Start of Recorded information
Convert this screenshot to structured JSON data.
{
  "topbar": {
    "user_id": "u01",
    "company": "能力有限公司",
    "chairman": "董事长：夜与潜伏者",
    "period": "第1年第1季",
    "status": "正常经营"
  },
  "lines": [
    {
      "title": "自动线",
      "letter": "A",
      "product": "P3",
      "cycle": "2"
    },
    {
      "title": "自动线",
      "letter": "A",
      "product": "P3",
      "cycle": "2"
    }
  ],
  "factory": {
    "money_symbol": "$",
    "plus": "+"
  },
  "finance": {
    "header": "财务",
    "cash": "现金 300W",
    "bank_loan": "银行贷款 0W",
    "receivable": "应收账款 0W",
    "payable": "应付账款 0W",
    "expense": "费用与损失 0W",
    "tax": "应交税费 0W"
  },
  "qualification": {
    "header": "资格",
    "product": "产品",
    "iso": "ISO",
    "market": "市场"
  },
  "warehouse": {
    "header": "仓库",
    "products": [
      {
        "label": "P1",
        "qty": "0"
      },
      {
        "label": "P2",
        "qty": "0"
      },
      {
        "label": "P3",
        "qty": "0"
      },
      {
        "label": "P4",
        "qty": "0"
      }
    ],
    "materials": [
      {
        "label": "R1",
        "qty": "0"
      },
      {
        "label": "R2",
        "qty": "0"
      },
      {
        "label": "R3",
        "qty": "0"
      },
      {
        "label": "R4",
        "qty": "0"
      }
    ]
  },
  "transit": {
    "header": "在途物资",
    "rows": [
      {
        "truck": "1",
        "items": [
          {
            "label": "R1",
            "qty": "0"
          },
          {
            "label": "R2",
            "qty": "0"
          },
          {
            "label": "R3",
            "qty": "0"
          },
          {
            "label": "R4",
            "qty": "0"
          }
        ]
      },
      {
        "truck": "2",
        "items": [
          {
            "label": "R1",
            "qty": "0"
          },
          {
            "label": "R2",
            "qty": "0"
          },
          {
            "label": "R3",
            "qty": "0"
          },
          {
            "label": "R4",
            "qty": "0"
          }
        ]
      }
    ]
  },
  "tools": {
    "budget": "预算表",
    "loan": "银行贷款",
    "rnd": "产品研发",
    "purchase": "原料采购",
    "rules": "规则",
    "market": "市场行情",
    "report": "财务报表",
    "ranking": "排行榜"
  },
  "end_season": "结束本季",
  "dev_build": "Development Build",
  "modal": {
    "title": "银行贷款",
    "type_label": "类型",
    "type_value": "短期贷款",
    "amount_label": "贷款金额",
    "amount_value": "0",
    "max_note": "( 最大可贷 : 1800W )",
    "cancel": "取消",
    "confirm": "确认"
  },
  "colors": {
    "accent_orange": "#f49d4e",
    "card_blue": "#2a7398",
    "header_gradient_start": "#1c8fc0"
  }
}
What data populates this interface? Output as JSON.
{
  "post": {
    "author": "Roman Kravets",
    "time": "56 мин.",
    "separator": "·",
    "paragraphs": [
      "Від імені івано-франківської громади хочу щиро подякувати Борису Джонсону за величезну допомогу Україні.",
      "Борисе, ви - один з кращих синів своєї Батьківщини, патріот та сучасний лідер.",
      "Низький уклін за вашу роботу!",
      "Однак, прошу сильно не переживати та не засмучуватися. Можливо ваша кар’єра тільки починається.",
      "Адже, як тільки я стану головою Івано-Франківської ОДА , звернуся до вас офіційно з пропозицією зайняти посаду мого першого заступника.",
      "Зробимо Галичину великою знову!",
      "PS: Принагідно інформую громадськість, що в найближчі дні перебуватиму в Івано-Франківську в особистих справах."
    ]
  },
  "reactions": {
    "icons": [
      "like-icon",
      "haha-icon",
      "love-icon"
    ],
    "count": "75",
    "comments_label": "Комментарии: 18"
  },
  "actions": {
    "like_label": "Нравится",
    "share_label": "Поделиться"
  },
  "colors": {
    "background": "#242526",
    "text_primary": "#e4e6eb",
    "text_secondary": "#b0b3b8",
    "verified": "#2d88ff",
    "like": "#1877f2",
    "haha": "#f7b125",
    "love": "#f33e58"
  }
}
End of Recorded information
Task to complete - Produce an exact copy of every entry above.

Answer space -
Convert this screenshot to structured JSON data.
{
  "topbar": {
    "user_id": "u01",
    "company": "能力有限公司",
    "chairman": "董事长：夜与潜伏者",
    "period": "第1年第1季",
    "status": "正常经营"
  },
  "lines": [
    {
      "title": "自动线",
      "letter": "A",
      "product": "P3",
      "cycle": "2"
    },
    {
      "title": "自动线",
      "letter": "A",
      "product": "P3",
      "cycle": "2"
    }
  ],
  "factory": {
    "money_symbol": "$",
    "plus": "+"
  },
  "finance": {
    "header": "财务",
    "cash": "现金 300W",
    "bank_loan": "银行贷款 0W",
    "receivable": "应收账款 0W",
    "payable": "应付账款 0W",
    "expense": "费用与损失 0W",
    "tax": "应交税费 0W"
  },
  "qualification": {
    "header": "资格",
    "product": "产品",
    "iso": "ISO",
    "market": "市场"
  },
  "warehouse": {
    "header": "仓库",
    "products": [
      {
        "label": "P1",
        "qty": "0"
      },
      {
        "label": "P2",
        "qty": "0"
      },
      {
        "label": "P3",
        "qty": "0"
      },
      {
        "label": "P4",
        "qty": "0"
      }
    ],
    "materials": [
      {
        "label": "R1",
        "qty": "0"
      },
      {
        "label": "R2",
        "qty": "0"
      },
      {
        "label": "R3",
        "qty": "0"
      },
      {
        "label": "R4",
        "qty": "0"
      }
    ]
  },
  "transit": {
    "header": "在途物资",
    "rows": [
      {
        "truck": "1",
        "items": [
          {
            "label": "R1",
            "qty": "0"
          },
          {
            "label": "R2",
            "qty": "0"
          },
          {
            "label": "R3",
            "qty": "0"
          },
          {
            "label": "R4",
            "qty": "0"
          }
        ]
      },
      {
        "truck": "2",
        "items": [
          {
            "label": "R1",
            "qty": "0"
          },
          {
            "label": "R2",
            "qty": "0"
          },
          {
            "label": "R3",
            "qty": "0"
          },
          {
            "label": "R4",
            "qty": "0"
          }
        ]
      }
    ]
  },
  "tools": {
    "budget": "预算表",
    "loan": "银行贷款",
    "rnd": "产品研发",
    "purchase": "原料采购",
    "rules": "规则",
    "market": "市场行情",
    "report": "财务报表",
    "ranking": "排行榜"
  },
  "end_season": "结束本季",
  "dev_build": "Development Build",
  "modal": {
    "title": "银行贷款",
    "type_label": "类型",
    "type_value": "短期贷款",
    "amount_label": "贷款金额",
    "amount_value": "0",
    "max_note": "( 最大可贷 : 1800W )",
    "cancel": "取消",
    "confirm": "确认"
  },
  "colors": {
    "accent_orange": "#f49d4e",
    "card_blue": "#2a7398",
    "header_gradient_start": "#1c8fc0"
  }
}
What data populates this interface? Output as JSON.
{
  "post": {
    "author": "Roman Kravets",
    "time": "56 мин.",
    "separator": "·",
    "paragraphs": [
      "Від імені івано-франківської громади хочу щиро подякувати Борису Джонсону за величезну допомогу Україні.",
      "Борисе, ви - один з кращих синів своєї Батьківщини, патріот та сучасний лідер.",
      "Низький уклін за вашу роботу!",
      "Однак, прошу сильно не переживати та не засмучуватися. Можливо ваша кар’єра тільки починається.",
      "Адже, як тільки я стану головою Івано-Франківської ОДА , звернуся до вас офіційно з пропозицією зайняти посаду мого першого заступника.",
      "Зробимо Галичину великою знову!",
      "PS: Принагідно інформую громадськість, що в найближчі дні перебуватиму в Івано-Франківську в особистих справах."
    ]
  },
  "reactions": {
    "icons": [
      "like-icon",
      "haha-icon",
      "love-icon"
    ],
    "count": "75",
    "comments_label": "Комментарии: 18"
  },
  "actions": {
    "like_label": "Нравится",
    "share_label": "Поделиться"
  },
  "colors": {
    "background": "#242526",
    "text_primary": "#e4e6eb",
    "text_secondary": "#b0b3b8",
    "verified": "#2d88ff",
    "like": "#1877f2",
    "haha": "#f7b125",
    "love": "#f33e58"
  }
}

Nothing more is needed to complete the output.